● Work required: Find the lines in the records below that contain "longitude", and report each of them.

[Items listed in a dataset]
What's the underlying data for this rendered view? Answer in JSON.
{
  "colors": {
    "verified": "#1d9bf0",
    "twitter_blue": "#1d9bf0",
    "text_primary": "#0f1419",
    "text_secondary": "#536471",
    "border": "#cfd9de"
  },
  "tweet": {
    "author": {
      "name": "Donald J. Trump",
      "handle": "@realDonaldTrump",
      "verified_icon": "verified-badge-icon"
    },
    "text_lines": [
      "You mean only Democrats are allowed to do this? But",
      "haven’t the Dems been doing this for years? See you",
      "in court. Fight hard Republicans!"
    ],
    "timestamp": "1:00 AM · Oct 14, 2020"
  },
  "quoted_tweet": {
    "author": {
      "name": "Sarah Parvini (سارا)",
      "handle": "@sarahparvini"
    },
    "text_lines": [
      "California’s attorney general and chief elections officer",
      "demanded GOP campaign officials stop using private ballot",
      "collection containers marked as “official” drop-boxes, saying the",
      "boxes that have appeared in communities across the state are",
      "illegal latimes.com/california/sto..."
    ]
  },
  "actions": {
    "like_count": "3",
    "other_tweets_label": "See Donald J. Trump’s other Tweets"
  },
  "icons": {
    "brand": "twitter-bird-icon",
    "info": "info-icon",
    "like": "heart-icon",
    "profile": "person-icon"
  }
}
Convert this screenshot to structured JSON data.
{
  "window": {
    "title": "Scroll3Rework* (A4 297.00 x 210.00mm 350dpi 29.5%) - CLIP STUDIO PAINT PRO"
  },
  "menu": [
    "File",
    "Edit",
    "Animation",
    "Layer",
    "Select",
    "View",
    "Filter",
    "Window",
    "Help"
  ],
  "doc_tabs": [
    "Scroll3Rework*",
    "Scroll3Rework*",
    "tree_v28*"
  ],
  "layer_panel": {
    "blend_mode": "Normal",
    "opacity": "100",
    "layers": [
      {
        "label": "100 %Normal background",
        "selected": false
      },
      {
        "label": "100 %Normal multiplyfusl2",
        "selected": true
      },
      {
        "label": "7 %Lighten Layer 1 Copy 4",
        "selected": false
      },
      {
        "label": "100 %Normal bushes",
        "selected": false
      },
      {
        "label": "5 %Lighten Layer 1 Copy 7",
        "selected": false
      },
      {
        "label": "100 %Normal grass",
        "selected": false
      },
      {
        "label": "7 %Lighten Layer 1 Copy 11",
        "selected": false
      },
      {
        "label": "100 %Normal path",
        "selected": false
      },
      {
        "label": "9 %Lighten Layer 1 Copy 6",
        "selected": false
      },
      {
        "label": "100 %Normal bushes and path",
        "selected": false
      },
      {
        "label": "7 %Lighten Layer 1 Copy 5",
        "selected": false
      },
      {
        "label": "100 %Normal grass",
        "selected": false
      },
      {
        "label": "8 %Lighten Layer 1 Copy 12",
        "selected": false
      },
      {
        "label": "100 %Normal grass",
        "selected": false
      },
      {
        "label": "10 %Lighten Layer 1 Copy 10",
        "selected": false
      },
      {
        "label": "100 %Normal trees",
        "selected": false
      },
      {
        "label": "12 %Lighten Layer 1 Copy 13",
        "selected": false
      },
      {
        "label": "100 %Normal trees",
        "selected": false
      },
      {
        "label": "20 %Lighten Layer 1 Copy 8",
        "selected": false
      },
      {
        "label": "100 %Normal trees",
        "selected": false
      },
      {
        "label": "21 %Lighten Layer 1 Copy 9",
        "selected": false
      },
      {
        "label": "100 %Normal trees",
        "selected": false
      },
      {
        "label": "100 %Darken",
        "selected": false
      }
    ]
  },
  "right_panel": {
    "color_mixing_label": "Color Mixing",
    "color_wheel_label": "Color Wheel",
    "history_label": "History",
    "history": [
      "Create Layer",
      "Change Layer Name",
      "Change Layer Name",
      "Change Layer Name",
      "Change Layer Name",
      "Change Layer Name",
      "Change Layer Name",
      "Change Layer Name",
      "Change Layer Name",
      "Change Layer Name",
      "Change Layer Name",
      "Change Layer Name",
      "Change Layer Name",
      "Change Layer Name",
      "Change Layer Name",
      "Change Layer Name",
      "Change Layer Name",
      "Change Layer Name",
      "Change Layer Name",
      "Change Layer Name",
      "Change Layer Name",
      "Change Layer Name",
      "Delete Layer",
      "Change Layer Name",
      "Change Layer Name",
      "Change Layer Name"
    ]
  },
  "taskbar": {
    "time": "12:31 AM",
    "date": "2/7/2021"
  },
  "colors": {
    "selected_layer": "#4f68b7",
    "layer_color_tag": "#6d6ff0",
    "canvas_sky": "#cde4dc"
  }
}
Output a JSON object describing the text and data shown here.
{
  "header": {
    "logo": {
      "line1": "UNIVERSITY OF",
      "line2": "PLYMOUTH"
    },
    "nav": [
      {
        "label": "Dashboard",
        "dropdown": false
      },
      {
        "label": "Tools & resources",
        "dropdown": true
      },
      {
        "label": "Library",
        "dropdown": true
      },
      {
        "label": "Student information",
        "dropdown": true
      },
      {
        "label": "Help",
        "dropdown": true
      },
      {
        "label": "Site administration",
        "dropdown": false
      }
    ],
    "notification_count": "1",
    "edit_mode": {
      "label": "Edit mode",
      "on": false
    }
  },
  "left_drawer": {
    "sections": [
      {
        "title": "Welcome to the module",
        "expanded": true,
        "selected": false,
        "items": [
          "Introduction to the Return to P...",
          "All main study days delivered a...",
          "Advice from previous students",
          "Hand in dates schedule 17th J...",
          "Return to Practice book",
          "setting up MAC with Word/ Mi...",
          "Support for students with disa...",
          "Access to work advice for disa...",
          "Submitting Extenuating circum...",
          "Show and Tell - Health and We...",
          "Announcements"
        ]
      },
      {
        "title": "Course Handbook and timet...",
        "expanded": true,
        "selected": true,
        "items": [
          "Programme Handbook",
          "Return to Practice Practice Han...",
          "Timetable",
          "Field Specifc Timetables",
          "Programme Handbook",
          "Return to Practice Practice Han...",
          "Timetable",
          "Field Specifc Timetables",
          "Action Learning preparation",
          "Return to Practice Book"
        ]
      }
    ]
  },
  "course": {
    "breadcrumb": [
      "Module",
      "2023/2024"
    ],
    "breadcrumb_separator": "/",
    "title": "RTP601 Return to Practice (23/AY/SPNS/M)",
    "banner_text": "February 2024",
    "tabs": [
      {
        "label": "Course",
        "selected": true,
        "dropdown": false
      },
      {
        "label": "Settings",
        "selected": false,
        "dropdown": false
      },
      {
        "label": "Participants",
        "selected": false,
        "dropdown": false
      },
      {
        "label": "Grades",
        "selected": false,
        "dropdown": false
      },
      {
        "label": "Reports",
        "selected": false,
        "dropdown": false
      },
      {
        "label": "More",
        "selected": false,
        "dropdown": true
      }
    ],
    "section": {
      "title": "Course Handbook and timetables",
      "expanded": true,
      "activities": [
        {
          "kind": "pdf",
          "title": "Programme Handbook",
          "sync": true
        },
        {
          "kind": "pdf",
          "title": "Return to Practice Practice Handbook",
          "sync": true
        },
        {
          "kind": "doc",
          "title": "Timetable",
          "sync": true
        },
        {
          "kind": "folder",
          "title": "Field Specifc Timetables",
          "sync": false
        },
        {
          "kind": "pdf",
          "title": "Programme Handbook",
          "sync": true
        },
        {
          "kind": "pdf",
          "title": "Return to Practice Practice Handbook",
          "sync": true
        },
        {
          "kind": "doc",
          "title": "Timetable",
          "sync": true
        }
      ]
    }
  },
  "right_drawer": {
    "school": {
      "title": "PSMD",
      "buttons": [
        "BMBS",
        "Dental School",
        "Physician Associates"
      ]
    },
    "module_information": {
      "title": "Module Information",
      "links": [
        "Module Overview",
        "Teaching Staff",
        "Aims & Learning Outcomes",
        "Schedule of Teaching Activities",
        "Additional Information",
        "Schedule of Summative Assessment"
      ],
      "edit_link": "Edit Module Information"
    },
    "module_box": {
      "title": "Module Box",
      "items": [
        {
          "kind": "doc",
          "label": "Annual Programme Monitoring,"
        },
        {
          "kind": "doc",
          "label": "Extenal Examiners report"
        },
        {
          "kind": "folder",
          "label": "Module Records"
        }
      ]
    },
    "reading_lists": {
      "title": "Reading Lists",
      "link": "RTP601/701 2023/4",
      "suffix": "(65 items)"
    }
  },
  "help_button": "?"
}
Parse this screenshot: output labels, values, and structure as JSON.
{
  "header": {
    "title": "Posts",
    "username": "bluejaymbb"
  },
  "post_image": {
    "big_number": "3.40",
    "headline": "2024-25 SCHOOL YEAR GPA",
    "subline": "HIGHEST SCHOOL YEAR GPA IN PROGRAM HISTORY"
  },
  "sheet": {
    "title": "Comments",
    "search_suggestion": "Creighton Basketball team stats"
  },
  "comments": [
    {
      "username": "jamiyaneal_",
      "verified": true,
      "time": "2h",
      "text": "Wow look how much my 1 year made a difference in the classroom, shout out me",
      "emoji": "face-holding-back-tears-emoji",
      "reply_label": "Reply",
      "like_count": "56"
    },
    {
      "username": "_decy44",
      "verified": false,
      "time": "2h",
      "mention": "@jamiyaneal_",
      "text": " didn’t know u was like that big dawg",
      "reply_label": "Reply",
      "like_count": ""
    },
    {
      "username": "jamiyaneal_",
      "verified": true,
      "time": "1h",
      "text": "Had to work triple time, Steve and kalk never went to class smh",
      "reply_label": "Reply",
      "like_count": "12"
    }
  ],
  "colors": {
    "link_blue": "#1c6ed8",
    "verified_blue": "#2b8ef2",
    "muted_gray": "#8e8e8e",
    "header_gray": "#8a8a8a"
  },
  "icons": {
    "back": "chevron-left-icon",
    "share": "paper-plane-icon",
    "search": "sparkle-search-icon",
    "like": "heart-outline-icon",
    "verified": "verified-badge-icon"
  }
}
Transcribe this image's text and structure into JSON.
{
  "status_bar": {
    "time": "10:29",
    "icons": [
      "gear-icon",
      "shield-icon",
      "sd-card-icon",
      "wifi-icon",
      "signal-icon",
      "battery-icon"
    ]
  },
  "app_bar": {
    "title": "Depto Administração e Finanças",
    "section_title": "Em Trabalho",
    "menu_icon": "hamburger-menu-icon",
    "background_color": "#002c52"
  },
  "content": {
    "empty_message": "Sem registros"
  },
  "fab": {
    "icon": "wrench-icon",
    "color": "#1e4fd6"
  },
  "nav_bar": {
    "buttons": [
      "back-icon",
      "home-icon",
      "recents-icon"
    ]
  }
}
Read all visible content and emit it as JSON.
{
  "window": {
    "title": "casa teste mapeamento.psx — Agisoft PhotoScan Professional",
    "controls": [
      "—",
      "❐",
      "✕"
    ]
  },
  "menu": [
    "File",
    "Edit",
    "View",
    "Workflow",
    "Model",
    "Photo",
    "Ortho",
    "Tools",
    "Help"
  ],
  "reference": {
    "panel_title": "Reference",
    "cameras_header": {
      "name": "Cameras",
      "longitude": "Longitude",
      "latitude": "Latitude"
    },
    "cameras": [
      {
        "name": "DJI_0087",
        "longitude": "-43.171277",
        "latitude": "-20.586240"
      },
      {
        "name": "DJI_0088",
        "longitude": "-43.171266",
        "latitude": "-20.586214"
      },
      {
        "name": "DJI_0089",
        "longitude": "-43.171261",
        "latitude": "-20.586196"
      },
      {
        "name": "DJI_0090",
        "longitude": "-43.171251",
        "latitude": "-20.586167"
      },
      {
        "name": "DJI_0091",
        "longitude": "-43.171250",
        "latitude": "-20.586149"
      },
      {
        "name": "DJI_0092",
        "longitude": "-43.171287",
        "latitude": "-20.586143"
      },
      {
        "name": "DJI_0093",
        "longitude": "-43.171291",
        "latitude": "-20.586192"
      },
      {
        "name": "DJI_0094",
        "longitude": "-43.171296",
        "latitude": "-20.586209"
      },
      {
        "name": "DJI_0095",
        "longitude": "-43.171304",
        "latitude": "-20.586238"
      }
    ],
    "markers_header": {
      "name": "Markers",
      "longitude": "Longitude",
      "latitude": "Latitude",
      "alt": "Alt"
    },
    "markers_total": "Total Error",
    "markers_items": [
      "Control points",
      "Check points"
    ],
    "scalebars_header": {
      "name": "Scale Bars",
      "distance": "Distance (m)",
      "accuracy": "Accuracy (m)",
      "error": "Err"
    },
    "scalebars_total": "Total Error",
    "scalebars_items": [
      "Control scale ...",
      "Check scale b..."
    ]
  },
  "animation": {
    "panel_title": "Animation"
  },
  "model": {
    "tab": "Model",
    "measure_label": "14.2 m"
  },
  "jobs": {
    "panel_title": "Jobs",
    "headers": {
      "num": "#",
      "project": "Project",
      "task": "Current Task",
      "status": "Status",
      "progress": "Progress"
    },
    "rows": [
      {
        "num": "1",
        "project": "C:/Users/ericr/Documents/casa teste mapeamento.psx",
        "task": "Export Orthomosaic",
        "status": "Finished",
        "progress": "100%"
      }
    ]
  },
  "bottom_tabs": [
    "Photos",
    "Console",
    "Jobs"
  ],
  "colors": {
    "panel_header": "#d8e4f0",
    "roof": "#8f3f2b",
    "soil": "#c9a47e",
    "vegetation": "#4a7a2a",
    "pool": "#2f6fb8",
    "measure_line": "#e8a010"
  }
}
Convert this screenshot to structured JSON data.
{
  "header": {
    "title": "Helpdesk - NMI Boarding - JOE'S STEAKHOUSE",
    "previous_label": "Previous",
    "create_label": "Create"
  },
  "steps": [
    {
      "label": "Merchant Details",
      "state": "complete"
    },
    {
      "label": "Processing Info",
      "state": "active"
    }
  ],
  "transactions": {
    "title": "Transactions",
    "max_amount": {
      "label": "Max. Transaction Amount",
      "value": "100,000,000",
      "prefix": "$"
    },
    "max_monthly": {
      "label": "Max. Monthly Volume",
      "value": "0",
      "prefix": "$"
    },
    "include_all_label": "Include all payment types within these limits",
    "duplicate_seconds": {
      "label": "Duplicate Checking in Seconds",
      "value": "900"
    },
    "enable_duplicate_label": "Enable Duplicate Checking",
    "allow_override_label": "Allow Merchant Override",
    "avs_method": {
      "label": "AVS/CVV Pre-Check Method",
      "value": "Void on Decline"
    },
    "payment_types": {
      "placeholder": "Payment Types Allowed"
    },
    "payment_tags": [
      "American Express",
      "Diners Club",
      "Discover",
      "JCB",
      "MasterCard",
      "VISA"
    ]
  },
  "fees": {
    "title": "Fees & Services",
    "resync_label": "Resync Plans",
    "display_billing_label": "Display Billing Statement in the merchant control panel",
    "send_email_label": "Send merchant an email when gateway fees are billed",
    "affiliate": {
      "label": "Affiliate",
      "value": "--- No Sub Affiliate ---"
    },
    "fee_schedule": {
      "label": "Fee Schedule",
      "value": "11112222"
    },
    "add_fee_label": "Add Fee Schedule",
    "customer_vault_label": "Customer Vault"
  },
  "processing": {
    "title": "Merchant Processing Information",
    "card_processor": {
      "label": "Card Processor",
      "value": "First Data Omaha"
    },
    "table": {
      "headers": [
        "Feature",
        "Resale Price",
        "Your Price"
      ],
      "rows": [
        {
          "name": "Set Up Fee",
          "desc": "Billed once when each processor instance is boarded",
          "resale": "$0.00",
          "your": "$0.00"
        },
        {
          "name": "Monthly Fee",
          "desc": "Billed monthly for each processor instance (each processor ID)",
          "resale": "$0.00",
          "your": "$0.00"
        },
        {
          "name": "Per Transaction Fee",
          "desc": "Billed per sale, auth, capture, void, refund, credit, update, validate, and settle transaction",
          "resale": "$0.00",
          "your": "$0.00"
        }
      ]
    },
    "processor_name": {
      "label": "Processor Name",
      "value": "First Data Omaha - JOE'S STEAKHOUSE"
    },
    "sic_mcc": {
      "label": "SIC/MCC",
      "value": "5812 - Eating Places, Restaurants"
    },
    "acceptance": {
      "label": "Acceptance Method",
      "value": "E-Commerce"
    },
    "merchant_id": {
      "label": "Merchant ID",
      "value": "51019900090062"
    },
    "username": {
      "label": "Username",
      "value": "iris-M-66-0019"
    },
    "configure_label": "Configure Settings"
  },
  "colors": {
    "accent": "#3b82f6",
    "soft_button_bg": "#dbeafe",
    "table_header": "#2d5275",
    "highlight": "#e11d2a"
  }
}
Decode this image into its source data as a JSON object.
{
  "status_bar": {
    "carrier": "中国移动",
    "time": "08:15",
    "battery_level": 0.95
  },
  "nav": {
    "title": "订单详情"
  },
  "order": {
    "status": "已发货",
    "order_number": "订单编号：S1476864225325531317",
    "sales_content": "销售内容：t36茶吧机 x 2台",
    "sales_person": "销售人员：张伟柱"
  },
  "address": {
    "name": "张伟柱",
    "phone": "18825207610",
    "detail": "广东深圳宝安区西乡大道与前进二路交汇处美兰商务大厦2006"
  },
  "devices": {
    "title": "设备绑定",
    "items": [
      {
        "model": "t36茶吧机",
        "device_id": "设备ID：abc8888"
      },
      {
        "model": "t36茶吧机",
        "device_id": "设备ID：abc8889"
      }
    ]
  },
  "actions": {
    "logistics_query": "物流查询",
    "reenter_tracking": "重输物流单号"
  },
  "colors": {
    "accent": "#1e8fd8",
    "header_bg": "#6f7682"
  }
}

● Result for this task:
      "longitude": "Longitude",
        "longitude": "-43.171277",
        "longitude": "-43.171266",
        "longitude": "-43.171261",
        "longitude": "-43.171251",
        "longitude": "-43.171250",
        "longitude": "-43.171287",
        "longitude": "-43.171291",
        "longitude": "-43.171296",
        "longitude": "-43.171304",
      "longitude": "Longitude",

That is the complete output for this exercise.